*** Data in this exercise

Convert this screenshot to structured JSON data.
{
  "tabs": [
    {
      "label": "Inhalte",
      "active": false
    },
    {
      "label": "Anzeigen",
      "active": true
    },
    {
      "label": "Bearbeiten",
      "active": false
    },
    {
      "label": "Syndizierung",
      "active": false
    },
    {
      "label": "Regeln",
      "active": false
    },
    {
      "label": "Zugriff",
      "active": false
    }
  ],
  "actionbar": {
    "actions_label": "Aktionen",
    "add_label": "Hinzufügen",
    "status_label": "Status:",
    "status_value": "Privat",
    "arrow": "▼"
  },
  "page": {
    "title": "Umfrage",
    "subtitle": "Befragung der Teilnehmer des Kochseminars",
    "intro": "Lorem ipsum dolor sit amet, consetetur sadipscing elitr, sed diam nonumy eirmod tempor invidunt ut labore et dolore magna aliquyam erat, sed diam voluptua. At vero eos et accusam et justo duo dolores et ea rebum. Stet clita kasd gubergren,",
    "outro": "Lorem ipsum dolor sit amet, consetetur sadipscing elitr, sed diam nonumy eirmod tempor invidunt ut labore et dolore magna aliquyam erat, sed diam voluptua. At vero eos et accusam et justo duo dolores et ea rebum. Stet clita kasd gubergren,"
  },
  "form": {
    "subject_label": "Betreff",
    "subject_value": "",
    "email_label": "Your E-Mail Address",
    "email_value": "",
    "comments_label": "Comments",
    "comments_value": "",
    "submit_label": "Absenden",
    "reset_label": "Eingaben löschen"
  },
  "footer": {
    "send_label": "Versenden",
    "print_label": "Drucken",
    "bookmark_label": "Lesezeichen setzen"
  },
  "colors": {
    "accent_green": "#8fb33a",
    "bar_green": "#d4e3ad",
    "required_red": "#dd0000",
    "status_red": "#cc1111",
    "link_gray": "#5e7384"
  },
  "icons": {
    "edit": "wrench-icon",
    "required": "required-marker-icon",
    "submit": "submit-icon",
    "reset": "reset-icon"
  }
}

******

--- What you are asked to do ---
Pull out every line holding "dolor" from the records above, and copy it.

--- Output of the exercise ---
    "intro": "Lorem ipsum dolor sit amet, consetetur sadipscing elitr, sed diam nonumy eirmod tempor invidunt ut labore et dolore magna aliquyam erat, sed diam voluptua. At vero eos et accusam et justo duo dolores et ea rebum. Stet clita kasd gubergren,",
    "outro": "Lorem ipsum dolor sit amet, consetetur sadipscing elitr, sed diam nonumy eirmod tempor invidunt ut labore et dolore magna aliquyam erat, sed diam voluptua. At vero eos et accusam et justo duo dolores et ea rebum. Stet clita kasd gubergren,"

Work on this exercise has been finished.